Having arrived at the apex of all this disgusting study, McGinn draws a parallel between disgustingness and funniness: a joke is not funny because people laugh at it; they laugh at it because it is inherently funny. McGinn’s “hermeneutic psychology” of disgust thus lands the reader in a rather funny place, after all its repugnant effects. He shows us that the discomfort we feel around disgusting things emanates from the disgust that we feel toward ourselves as organic biological beings, who for all our lofty ideas and intellectual pretensions, are just animals, after all, and subject to death and decay. Disgustingness is the very stuff of which we are made, but this is what we most frantically try to keep hidden. This is the reason that disgust often gives rise to comedy; laughter declares and releases our embarrassment around the knowledge that we most deeply, biologically, are–beings that are inherently disgusting.
Having surveyed the great variety of objects that provoke disgust and analyzed them in their revolting essence, McGinn proceeds to determine the most viable “theory of disgust” that keeps faith with his working hypothesis regarding the essence and nature of the disgusting. Mapping the terrain of disgust theories, from Taste-Toxicity Theory (Charles Darwin) to Foul Odor Theory (Aurel Kolnai) through the Life Process Theory (William Ian Miller) and the Death Theory (Ernest Becker), McGinn settles on the Death-in-Life Theory, an amendment to the simple death theory which confirms his earlier hypothesis–that death presented in the form of living, moving tissue most essentially captures what we mean by disgustingness, because it describes the dreadful transition, the ambiguous territory between life and death.
McGinn then, quite brilliantly, proceeds toward the book’s conclusion, illuminating the connection between the fact of our general disgust for our vulnerable, lowly, organic bodies, caught in the human condition that ultimately gives us up to putrefaction and death, and the whole range of practices, ideas, and traditions associated with cultural life. Clothes, technologies, societal prohibitions and proprieties, seduction and courtship rituals, love, humor, swearing, art and (of course) religion represent some of the plethora of cultural forms that have arisen as we human beings struggle to cope with our disgustingness and “bracket” it long enough to permit a limited easiness around, and a forgetting of, our fragile organic nature. Disgust, it turns out, “plays a vital role in many cultural formations, powering and shaping them” (p. 225).

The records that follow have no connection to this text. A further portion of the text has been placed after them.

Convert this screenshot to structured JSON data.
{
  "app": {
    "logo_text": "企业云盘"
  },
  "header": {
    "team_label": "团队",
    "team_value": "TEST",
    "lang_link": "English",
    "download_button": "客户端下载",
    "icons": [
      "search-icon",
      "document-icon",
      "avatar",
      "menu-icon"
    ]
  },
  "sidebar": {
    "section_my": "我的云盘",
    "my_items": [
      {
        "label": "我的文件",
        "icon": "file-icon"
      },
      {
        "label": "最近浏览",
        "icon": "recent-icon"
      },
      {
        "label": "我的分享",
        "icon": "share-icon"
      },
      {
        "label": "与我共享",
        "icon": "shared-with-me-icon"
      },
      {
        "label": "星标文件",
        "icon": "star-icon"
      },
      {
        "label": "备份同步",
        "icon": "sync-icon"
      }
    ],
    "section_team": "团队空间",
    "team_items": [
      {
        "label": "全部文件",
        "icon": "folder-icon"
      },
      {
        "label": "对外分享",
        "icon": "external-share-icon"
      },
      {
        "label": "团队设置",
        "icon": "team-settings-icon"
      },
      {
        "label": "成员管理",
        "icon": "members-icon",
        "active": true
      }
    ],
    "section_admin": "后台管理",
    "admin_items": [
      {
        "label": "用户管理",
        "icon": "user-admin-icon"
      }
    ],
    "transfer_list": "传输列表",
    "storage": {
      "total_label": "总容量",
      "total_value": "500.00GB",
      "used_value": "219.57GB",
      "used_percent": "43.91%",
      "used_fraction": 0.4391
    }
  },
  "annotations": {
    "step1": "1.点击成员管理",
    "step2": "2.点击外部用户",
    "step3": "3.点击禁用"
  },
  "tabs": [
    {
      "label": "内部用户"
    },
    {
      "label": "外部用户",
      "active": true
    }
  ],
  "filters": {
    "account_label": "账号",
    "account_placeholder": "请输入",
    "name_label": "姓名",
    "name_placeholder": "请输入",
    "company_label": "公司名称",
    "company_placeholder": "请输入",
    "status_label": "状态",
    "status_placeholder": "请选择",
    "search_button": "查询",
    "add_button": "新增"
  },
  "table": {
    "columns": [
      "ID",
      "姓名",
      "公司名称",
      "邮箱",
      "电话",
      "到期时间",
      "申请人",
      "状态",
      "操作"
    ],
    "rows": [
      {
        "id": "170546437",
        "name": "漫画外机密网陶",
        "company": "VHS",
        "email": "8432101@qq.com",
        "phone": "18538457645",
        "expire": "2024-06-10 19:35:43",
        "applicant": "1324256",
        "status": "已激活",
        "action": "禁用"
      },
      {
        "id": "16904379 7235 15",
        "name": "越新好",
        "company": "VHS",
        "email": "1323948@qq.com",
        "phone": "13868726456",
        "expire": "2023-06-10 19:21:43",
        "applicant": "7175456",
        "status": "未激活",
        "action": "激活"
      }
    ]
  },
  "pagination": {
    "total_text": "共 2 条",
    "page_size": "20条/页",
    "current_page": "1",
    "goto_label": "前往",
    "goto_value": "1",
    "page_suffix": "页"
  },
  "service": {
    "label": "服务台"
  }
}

So buck up, hardy reader. Pull on your Wellies and wade right in. This book, which at first will revolt and repel you, is well worth the early nausea. It launches a look into the world of human affect not for the faint of heart, but critical to understanding ourselves and the development of our cultural mores. Moreover, it offers a logical opening into further compelling studies, including disgust’s implications for ethics and politics.
© 2012 Wendy C. Hamblet